Nearly two years after the Federal Reserve began requiring banks to get customers' permission before subjecting them to controversial overdraft practices, many account-holders are still surprised when they are charged overdraft fees for debit-card purchases or ATM withdrawals that could simply have been declined, says a new study financed by the Pew Charitable Trusts.
The Pew study found that more than half of those hit with overdraft fees did not believe they had opted in to the policies, which enable banks to approve purchases or withdrawals for customers short of funds and then charge them fees for the transactions. Pew says the median bank overdraft fee is about $35.
Pew has focused on unexpected overdraft fees as part of its Safe Checking in the Electronic Age Project, which says the fees pose financial risk, particularly to younger and less-affluent customers.
Overdraft fees, which the economic-research firm Moebs Services says generated close to $30 billion last year, have also been criticized by advocacy groups such as the Consumer Federation of America and since February have been the subject of an inquiry by the federal Consumer Financial Protection Bureau.
In an earlier report, Pew said overdraft policies were typically detailed in stacks of account disclosures that averaged 111 pages at the nation's largest banks.
The new study, based on a survey of more than 6,000 people in March and April, said that about 10 percent had been charged for an overdraft during the previous 12 months for a purchase or cash-machine withdrawal.
Many of the 606 respondents who had paid an overdraft fee did not understand key aspects of their banks' policies, said Susan K. Weinstock, director of the Pew checking project.
"The big point that jumped out at me is that there is so much consumer confusion about this service," Weinstock said. "Seventy-five percent of overdrafters would prefer to have a transaction declined rather than have it go through and pay the $35 fee."
Weinstock said confusion was magnified by banks' nomenclature for the programs, which the Federal Reserve allows them to present as their "standard overdraft practices."
"Different banks call it different names," she said. "Some call it 'overdraft protection'; some call it 'bounce protection.' " More than a third of the overdrafters surveyed "did not know they had overdraft coverage until after they incurred a penalty," the study found.
Pew recommends requiring banks to label the fee as an "overdraft penalty," to distinguish the underlying programs from cheaper alternatives that most banks offer. Weinstock said customers who opt to cover overdrafts from a savings account or a line of credit pay a median fee of $10 for the transfer.
Pew has also urged the CFPB to bar banks from clearing a day's transactions in ways designed to charge extra overdraft fees, such as by reordering them from largest transaction to smallest.

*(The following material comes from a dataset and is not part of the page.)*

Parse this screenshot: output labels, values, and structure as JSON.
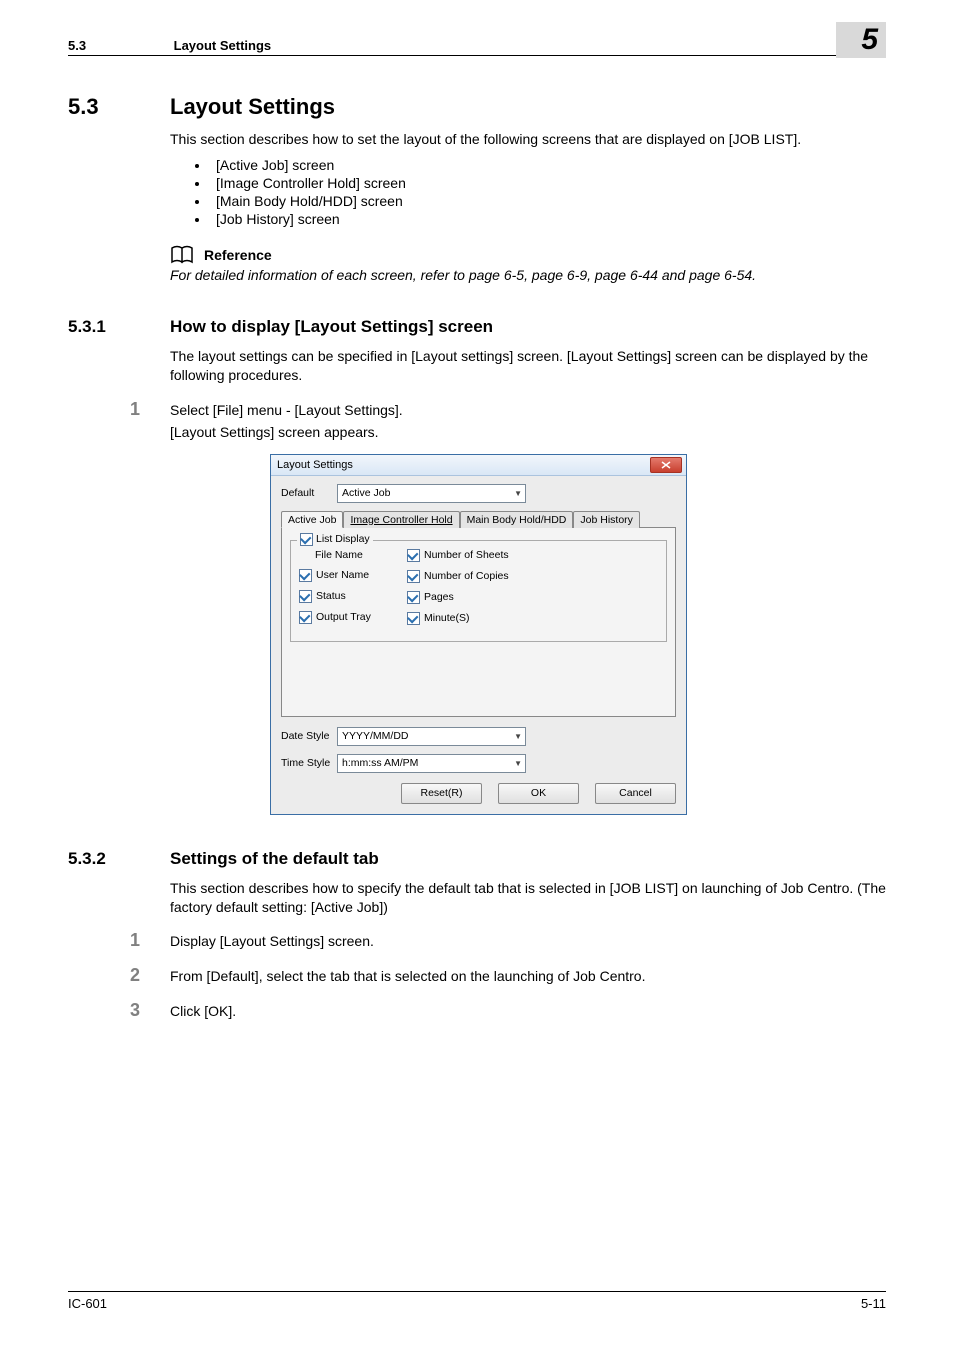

Weinstock said clearing from smallest to largest would be reasonable, especially since banks are typically paying all the overdrafts in question. So would a fee-neutral approach, such as clearing transactions chronologically.
"We say that if the purpose of reordering is to maximize fees, it should be stopped," she said.